No journalist should ever really use Twitter to contact sources, and yet on a daily basis the offer of “My DMs are open” is used to solicit tips or testimony. This has never been a safe way to interact with people who might require anonymity, but particularly not now. As a public company on which journalists represented a class of “superuser,” Twitter was incentivized to make those systems secure, and not to allow leakage or inappropriate use of material. Even then, using Twitter as a secure notebook was never advisable.
As Twitter is now a private company, where the Trust and Safety Team is being eviscerated, there is no guarantee of anonymity or security in any messages. What’s more, the new proprietor is not above targeting individual journalists. Adding clarifications to stories he doesn’t like and using privileged access to the back end to respond to press criticism are the reddest of flags. That there is no regulation of ownership or governance that might stop behavior tantamount to an abuse of power is a reflection on what a free market delivers in terms of safeguarding the public interest.
Back in 2013 New York Times journalist John M. Broder took a test drive in a Tesla Model S. Documenting his dreary trip between Newark, Delaware, and New Haven, Connecticut, Broder logged his battery and charging problems with the electric wonder-car. The response was a furious blog post from Tesla founder Musk claiming that the data Tesla harvested from the drive suggested a deliberate attempt to sabotage the car for a “salacious story.” Independent evaluation of Broder’s review found this was an exaggerated and largely false allegation.
The episode is only one of many skirmishes the new owner of Twitter and one of the world’s richest people has had with journalists. Musk is a media paradox who combines both relative accessibility with extreme hostility toward journalists. A frequent and splenetic tweeter, Musk has been happy to sit down for hours with Joe Rogan and for slightly less time with the Financial Times, but his overall disregard for journalism is one of the hallmarks of his public persona. Riled by coverage of Tesla, Musk suggested in 2018 that journalists should be rated by the public and went as far as registering the domain Pravduh.com as an elaborate troll to suggest he would follow through.
Of all the social media platforms currently operating, Twitter is the most embedded in the field of journalism. Not every journalist tweets, or lurks, but a surprising number of journalists use Twitter as a critical part of their jobs. I once asked Dick Costolo, then the chief executive of the company, how it felt to be running the “free press of the twenty-first century.” He laughed and replied, “That’s not quite how I see it.” A lack of adequate competition, coupled with the network effects of scaled global platforms, means that if Twitter becomes unusable for journalists, there remains a gap in the market for a public-facing protocol that makes the public interest part of its mission at the heart of its design and ownership.

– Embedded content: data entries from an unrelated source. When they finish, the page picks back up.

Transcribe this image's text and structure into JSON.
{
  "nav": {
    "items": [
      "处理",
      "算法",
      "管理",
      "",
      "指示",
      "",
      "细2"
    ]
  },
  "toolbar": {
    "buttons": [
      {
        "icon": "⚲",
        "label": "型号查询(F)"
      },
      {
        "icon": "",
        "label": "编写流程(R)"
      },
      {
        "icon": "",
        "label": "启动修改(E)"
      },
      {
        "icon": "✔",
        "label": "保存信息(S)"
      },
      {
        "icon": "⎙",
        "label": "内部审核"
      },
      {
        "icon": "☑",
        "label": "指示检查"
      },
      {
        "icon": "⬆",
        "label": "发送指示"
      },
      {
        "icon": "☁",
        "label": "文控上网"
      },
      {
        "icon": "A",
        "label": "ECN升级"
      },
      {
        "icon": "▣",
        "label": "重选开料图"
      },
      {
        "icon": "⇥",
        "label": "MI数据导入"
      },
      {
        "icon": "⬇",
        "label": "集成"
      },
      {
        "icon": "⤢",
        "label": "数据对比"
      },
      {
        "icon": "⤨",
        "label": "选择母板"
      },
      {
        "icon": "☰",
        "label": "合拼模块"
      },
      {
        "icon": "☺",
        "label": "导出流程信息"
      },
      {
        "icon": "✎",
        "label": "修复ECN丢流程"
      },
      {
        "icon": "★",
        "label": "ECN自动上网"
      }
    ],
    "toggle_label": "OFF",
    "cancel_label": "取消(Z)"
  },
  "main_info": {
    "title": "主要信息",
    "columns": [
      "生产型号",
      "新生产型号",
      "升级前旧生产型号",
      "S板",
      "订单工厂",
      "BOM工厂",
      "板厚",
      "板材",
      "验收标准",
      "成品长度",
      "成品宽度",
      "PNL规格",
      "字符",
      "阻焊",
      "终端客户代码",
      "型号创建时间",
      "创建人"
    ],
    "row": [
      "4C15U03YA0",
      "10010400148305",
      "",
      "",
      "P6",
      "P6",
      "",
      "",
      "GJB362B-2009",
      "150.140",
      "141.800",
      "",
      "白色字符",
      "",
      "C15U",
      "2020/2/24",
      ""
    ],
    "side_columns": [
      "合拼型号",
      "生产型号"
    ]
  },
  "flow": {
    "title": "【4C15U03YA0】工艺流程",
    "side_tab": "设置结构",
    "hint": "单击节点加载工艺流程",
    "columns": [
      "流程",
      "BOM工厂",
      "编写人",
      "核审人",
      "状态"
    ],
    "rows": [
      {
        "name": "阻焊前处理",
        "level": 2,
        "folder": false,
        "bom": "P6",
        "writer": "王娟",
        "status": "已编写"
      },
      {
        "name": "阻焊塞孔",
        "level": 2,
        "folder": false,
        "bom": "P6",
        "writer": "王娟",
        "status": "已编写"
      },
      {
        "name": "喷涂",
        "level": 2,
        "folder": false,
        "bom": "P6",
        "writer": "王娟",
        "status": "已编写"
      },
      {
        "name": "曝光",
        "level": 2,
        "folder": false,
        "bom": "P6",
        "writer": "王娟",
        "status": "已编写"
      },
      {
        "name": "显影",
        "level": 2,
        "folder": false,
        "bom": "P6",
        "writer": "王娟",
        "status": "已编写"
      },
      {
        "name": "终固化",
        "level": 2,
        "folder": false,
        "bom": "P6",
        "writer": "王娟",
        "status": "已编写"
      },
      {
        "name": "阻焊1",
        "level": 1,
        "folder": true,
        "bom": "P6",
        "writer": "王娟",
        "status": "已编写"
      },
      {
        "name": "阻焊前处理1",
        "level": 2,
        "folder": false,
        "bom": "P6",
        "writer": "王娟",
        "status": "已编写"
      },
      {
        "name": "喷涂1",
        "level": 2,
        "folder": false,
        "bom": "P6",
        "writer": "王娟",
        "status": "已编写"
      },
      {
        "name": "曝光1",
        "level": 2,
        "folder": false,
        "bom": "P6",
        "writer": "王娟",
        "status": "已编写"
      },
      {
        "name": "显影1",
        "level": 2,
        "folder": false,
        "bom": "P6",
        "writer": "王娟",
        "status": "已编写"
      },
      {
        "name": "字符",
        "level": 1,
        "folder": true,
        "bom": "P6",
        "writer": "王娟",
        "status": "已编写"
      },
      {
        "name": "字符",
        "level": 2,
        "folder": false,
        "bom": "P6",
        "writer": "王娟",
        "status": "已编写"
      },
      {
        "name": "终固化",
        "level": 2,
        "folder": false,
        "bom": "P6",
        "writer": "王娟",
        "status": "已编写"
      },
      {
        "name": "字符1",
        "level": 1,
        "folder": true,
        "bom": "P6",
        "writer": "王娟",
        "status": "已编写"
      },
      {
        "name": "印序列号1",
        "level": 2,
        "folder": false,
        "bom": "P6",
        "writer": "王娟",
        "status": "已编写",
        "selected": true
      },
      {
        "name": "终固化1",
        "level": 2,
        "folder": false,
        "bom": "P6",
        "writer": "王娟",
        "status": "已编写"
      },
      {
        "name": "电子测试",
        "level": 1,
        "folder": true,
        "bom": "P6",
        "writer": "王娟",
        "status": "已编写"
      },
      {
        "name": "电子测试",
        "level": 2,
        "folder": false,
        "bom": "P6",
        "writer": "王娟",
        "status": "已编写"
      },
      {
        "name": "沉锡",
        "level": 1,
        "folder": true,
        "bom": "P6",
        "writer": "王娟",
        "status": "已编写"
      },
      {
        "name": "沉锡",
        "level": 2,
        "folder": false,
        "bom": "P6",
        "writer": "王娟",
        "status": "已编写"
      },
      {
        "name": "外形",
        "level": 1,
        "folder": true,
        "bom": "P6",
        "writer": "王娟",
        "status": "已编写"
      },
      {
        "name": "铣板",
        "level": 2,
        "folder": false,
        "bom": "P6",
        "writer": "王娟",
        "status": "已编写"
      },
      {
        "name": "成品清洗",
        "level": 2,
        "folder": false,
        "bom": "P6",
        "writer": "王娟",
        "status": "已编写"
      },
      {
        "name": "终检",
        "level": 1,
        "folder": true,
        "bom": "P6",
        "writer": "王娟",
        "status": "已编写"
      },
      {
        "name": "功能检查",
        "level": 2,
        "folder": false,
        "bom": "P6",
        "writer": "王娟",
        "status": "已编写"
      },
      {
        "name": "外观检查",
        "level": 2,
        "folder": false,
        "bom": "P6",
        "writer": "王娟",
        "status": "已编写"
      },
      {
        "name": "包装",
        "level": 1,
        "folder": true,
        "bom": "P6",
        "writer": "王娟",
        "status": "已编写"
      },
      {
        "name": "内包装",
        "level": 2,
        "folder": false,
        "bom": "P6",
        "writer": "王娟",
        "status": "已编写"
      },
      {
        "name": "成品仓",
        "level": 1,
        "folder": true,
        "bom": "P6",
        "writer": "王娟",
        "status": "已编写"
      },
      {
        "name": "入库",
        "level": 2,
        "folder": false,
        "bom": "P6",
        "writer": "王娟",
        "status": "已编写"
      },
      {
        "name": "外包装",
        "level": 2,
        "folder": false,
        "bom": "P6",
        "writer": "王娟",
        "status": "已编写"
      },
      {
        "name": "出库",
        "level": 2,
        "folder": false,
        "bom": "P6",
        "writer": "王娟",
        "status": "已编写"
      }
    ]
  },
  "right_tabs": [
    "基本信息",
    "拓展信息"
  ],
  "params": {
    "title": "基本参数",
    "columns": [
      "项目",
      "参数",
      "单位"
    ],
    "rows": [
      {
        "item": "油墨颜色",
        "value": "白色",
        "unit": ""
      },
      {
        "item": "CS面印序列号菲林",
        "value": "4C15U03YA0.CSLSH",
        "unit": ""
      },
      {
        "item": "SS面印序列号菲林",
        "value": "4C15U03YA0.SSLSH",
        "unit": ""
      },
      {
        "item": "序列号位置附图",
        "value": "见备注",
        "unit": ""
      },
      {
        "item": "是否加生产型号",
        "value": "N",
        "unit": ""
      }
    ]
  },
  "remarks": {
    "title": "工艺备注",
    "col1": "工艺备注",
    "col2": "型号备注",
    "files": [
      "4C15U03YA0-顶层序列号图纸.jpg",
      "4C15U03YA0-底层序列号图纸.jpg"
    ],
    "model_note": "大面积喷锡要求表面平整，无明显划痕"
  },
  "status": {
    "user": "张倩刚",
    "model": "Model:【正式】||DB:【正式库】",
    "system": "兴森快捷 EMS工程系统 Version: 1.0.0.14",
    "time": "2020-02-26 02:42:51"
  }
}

Until then, journalists who remain on the platform will need to proceed with more caution, blue-ticked or not.
Clarification has been added to this article in regards to use of Twitter’s Birdwatch pilot program.